Filter the data for lines with the word "icon", then copy every line so identified.

[Recorded data]
# # # #

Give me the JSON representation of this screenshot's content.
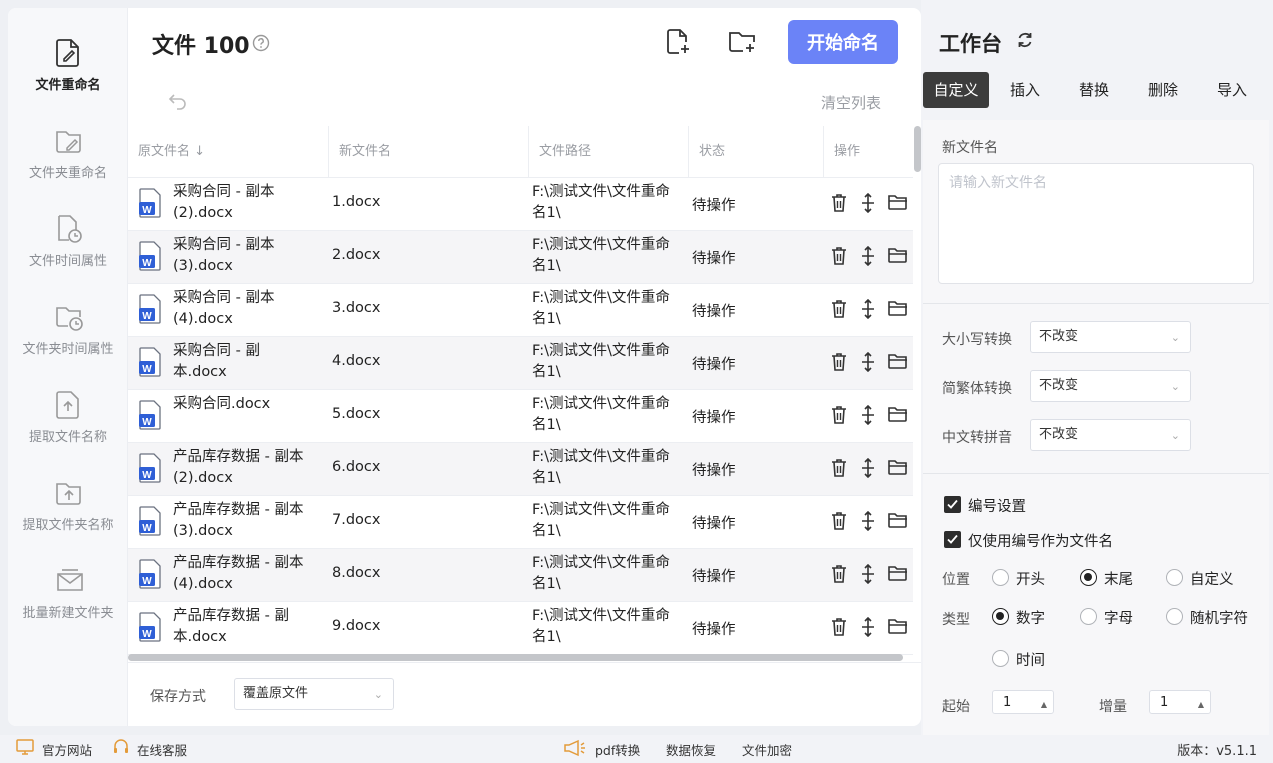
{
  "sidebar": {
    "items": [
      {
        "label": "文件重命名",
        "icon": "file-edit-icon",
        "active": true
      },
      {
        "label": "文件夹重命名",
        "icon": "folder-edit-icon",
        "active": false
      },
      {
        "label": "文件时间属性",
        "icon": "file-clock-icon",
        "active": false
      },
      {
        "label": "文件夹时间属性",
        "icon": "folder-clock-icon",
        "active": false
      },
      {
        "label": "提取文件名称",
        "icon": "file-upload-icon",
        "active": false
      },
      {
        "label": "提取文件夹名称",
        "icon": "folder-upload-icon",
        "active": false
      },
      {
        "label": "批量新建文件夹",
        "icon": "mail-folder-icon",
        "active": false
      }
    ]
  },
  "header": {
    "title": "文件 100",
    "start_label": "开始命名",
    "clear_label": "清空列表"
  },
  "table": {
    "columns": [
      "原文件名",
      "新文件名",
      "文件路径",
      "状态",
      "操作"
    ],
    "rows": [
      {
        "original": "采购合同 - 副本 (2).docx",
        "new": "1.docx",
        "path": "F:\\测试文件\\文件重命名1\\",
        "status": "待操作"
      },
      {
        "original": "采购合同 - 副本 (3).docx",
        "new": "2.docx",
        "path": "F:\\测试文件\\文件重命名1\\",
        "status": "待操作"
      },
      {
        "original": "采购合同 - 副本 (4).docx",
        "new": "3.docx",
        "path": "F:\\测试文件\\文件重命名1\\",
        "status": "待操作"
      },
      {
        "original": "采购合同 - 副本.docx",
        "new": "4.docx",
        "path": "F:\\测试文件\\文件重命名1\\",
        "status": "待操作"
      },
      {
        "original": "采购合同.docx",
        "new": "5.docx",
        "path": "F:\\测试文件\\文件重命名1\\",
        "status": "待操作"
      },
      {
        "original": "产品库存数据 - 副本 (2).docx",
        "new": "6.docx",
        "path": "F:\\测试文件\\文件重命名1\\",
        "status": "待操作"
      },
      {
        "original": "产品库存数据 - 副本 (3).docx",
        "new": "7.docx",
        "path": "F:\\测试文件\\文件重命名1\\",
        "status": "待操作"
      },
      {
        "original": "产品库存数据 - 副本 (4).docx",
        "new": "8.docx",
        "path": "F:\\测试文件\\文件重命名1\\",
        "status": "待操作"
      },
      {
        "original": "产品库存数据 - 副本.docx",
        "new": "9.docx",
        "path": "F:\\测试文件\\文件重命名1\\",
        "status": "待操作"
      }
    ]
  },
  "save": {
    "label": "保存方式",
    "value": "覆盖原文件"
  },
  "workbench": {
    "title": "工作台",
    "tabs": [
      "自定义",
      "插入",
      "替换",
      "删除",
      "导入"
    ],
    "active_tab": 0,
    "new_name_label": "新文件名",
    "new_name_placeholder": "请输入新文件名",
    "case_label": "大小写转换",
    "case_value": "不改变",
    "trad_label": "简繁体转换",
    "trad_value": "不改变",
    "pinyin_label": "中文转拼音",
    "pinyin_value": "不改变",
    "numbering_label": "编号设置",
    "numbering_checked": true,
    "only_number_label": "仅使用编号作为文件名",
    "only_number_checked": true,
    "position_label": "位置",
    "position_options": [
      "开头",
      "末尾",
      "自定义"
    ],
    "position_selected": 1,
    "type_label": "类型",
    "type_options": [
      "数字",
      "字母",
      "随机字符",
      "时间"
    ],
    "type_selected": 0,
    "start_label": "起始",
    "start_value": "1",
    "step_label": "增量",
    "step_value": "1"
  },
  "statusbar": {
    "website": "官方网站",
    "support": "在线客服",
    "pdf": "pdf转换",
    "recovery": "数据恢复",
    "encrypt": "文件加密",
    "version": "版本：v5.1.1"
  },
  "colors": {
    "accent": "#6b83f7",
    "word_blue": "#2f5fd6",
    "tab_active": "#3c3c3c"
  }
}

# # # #

• EXERCISE SOLUTION
        "icon": "file-edit-icon",
        "icon": "folder-edit-icon",
        "icon": "file-clock-icon",
        "icon": "folder-clock-icon",
        "icon": "file-upload-icon",
        "icon": "folder-upload-icon",
        "icon": "mail-folder-icon",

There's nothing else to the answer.